#### EXTRACTED MATERIAL

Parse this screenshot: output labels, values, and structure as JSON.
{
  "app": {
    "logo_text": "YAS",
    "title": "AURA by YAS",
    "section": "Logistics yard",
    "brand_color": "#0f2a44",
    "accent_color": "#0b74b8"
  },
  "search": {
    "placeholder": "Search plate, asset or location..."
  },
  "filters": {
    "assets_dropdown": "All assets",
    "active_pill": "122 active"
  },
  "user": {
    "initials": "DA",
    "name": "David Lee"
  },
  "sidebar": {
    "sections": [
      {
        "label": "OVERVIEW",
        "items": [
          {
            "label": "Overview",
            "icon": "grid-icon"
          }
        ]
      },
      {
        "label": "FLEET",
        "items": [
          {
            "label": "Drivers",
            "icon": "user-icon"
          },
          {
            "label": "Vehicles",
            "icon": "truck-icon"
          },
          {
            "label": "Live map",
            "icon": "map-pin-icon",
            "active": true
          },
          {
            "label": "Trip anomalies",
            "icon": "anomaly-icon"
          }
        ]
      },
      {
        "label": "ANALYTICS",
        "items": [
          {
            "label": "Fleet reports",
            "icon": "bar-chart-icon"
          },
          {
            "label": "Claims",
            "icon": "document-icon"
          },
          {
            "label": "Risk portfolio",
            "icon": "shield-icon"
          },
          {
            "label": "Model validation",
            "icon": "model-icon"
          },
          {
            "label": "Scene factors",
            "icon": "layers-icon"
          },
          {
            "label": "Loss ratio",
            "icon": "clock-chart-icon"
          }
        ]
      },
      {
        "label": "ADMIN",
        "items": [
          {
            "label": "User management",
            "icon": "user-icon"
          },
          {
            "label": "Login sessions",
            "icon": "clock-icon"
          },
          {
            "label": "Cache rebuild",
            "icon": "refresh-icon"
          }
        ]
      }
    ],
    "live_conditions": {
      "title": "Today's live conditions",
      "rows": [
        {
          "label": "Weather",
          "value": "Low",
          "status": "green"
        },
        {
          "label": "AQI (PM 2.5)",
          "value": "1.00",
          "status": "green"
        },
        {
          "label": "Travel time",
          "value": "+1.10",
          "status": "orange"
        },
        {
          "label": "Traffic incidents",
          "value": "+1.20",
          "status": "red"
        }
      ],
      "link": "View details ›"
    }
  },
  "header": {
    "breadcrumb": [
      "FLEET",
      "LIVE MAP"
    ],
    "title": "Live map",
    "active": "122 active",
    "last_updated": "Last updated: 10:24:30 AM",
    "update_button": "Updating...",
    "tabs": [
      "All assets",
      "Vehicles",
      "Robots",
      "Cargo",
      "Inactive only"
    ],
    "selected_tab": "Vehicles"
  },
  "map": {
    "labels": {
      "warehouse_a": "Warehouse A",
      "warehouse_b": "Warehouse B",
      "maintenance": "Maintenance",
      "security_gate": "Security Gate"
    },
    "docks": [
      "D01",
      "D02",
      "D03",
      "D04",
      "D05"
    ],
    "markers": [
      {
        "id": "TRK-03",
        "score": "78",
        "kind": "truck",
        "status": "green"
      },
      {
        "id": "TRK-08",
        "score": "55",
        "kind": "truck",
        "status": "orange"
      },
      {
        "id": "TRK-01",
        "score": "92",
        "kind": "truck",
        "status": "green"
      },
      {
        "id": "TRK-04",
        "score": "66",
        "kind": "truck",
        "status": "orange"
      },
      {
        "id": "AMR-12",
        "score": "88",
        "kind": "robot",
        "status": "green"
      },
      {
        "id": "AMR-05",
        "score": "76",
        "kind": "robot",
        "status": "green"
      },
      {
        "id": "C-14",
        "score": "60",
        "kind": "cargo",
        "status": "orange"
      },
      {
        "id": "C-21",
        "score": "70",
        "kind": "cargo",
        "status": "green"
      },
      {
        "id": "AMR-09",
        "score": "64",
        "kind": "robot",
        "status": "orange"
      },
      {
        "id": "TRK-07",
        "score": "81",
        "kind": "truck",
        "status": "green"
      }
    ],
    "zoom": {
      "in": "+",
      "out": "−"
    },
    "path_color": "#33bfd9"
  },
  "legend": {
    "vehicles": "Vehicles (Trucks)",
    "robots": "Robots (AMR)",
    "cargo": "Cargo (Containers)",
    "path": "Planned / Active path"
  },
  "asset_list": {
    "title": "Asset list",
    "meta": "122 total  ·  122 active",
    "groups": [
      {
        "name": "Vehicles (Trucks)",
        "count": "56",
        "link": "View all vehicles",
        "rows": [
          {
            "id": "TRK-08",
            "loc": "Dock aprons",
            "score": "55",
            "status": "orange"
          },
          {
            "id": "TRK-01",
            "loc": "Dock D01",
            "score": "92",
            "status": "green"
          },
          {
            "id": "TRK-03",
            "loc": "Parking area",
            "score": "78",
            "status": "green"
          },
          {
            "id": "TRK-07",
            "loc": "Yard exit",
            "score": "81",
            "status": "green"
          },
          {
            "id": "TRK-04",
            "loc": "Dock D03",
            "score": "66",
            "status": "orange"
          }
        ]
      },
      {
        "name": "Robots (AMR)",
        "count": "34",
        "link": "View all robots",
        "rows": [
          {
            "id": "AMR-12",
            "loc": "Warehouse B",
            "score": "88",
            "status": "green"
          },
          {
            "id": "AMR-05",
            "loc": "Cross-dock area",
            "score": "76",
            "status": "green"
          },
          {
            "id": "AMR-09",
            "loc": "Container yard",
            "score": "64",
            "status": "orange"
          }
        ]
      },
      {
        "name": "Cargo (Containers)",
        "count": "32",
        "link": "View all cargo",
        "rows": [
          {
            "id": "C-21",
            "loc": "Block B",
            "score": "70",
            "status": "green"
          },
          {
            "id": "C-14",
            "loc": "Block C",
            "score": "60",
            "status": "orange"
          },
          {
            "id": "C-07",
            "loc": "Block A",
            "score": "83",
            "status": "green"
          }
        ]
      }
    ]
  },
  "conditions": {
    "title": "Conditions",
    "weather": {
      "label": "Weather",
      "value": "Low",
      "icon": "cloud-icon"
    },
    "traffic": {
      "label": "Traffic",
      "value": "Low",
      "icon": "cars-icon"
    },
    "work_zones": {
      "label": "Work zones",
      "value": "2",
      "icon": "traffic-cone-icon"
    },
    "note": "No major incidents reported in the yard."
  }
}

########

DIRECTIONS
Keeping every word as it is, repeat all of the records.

TASK OUTPUT
Parse this screenshot: output labels, values, and structure as JSON.
{
  "app": {
    "logo_text": "YAS",
    "title": "AURA by YAS",
    "section": "Logistics yard",
    "brand_color": "#0f2a44",
    "accent_color": "#0b74b8"
  },
  "search": {
    "placeholder": "Search plate, asset or location..."
  },
  "filters": {
    "assets_dropdown": "All assets",
    "active_pill": "122 active"
  },
  "user": {
    "initials": "DA",
    "name": "David Lee"
  },
  "sidebar": {
    "sections": [
      {
        "label": "OVERVIEW",
        "items": [
          {
            "label": "Overview",
            "icon": "grid-icon"
          }
        ]
      },
      {
        "label": "FLEET",
        "items": [
          {
            "label": "Drivers",
            "icon": "user-icon"
          },
          {
            "label": "Vehicles",
            "icon": "truck-icon"
          },
          {
            "label": "Live map",
            "icon": "map-pin-icon",
            "active": true
          },
          {
            "label": "Trip anomalies",
            "icon": "anomaly-icon"
          }
        ]
      },
      {
        "label": "ANALYTICS",
        "items": [
          {
            "label": "Fleet reports",
            "icon": "bar-chart-icon"
          },
          {
            "label": "Claims",
            "icon": "document-icon"
          },
          {
            "label": "Risk portfolio",
            "icon": "shield-icon"
          },
          {
            "label": "Model validation",
            "icon": "model-icon"
          },
          {
            "label": "Scene factors",
            "icon": "layers-icon"
          },
          {
            "label": "Loss ratio",
            "icon": "clock-chart-icon"
          }
        ]
      },
      {
        "label": "ADMIN",
        "items": [
          {
            "label": "User management",
            "icon": "user-icon"
          },
          {
            "label": "Login sessions",
            "icon": "clock-icon"
          },
          {
            "label": "Cache rebuild",
            "icon": "refresh-icon"
          }
        ]
      }
    ],
    "live_conditions": {
      "title": "Today's live conditions",
      "rows": [
        {
          "label": "Weather",
          "value": "Low",
          "status": "green"
        },
        {
          "label": "AQI (PM 2.5)",
          "value": "1.00",
          "status": "green"
        },
        {
          "label": "Travel time",
          "value": "+1.10",
          "status": "orange"
        },
        {
          "label": "Traffic incidents",
          "value": "+1.20",
          "status": "red"
        }
      ],
      "link": "View details ›"
    }
  },
  "header": {
    "breadcrumb": [
      "FLEET",
      "LIVE MAP"
    ],
    "title": "Live map",
    "active": "122 active",
    "last_updated": "Last updated: 10:24:30 AM",
    "update_button": "Updating...",
    "tabs": [
      "All assets",
      "Vehicles",
      "Robots",
      "Cargo",
      "Inactive only"
    ],
    "selected_tab": "Vehicles"
  },
  "map": {
    "labels": {
      "warehouse_a": "Warehouse A",
      "warehouse_b": "Warehouse B",
      "maintenance": "Maintenance",
      "security_gate": "Security Gate"
    },
    "docks": [
      "D01",
      "D02",
      "D03",
      "D04",
      "D05"
    ],
    "markers": [
      {
        "id": "TRK-03",
        "score": "78",
        "kind": "truck",
        "status": "green"
      },
      {
        "id": "TRK-08",
        "score": "55",
        "kind": "truck",
        "status": "orange"
      },
      {
        "id": "TRK-01",
        "score": "92",
        "kind": "truck",
        "status": "green"
      },
      {
        "id": "TRK-04",
        "score": "66",
        "kind": "truck",
        "status": "orange"
      },
      {
        "id": "AMR-12",
        "score": "88",
        "kind": "robot",
        "status": "green"
      },
      {
        "id": "AMR-05",
        "score": "76",
        "kind": "robot",
        "status": "green"
      },
      {
        "id": "C-14",
        "score": "60",
        "kind": "cargo",
        "status": "orange"
      },
      {
        "id": "C-21",
        "score": "70",
        "kind": "cargo",
        "status": "green"
      },
      {
        "id": "AMR-09",
        "score": "64",
        "kind": "robot",
        "status": "orange"
      },
      {
        "id": "TRK-07",
        "score": "81",
        "kind": "truck",
        "status": "green"
      }
    ],
    "zoom": {
      "in": "+",
      "out": "−"
    },
    "path_color": "#33bfd9"
  },
  "legend": {
    "vehicles": "Vehicles (Trucks)",
    "robots": "Robots (AMR)",
    "cargo": "Cargo (Containers)",
    "path": "Planned / Active path"
  },
  "asset_list": {
    "title": "Asset list",
    "meta": "122 total  ·  122 active",
    "groups": [
      {
        "name": "Vehicles (Trucks)",
        "count": "56",
        "link": "View all vehicles",
        "rows": [
          {
            "id": "TRK-08",
            "loc": "Dock aprons",
            "score": "55",
            "status": "orange"
          },
          {
            "id": "TRK-01",
            "loc": "Dock D01",
            "score": "92",
            "status": "green"
          },
          {
            "id": "TRK-03",
            "loc": "Parking area",
            "score": "78",
            "status": "green"
          },
          {
            "id": "TRK-07",
            "loc": "Yard exit",
            "score": "81",
            "status": "green"
          },
          {
            "id": "TRK-04",
            "loc": "Dock D03",
            "score": "66",
            "status": "orange"
          }
        ]
      },
      {
        "name": "Robots (AMR)",
        "count": "34",
        "link": "View all robots",
        "rows": [
          {
            "id": "AMR-12",
            "loc": "Warehouse B",
            "score": "88",
            "status": "green"
          },
          {
            "id": "AMR-05",
            "loc": "Cross-dock area",
            "score": "76",
            "status": "green"
          },
          {
            "id": "AMR-09",
            "loc": "Container yard",
            "score": "64",
            "status": "orange"
          }
        ]
      },
      {
        "name": "Cargo (Containers)",
        "count": "32",
        "link": "View all cargo",
        "rows": [
          {
            "id": "C-21",
            "loc": "Block B",
            "score": "70",
            "status": "green"
          },
          {
            "id": "C-14",
            "loc": "Block C",
            "score": "60",
            "status": "orange"
          },
          {
            "id": "C-07",
            "loc": "Block A",
            "score": "83",
            "status": "green"
          }
        ]
      }
    ]
  },
  "conditions": {
    "title": "Conditions",
    "weather": {
      "label": "Weather",
      "value": "Low",
      "icon": "cloud-icon"
    },
    "traffic": {
      "label": "Traffic",
      "value": "Low",
      "icon": "cars-icon"
    },
    "work_zones": {
      "label": "Work zones",
      "value": "2",
      "icon": "traffic-cone-icon"
    },
    "note": "No major incidents reported in the yard."
  }
}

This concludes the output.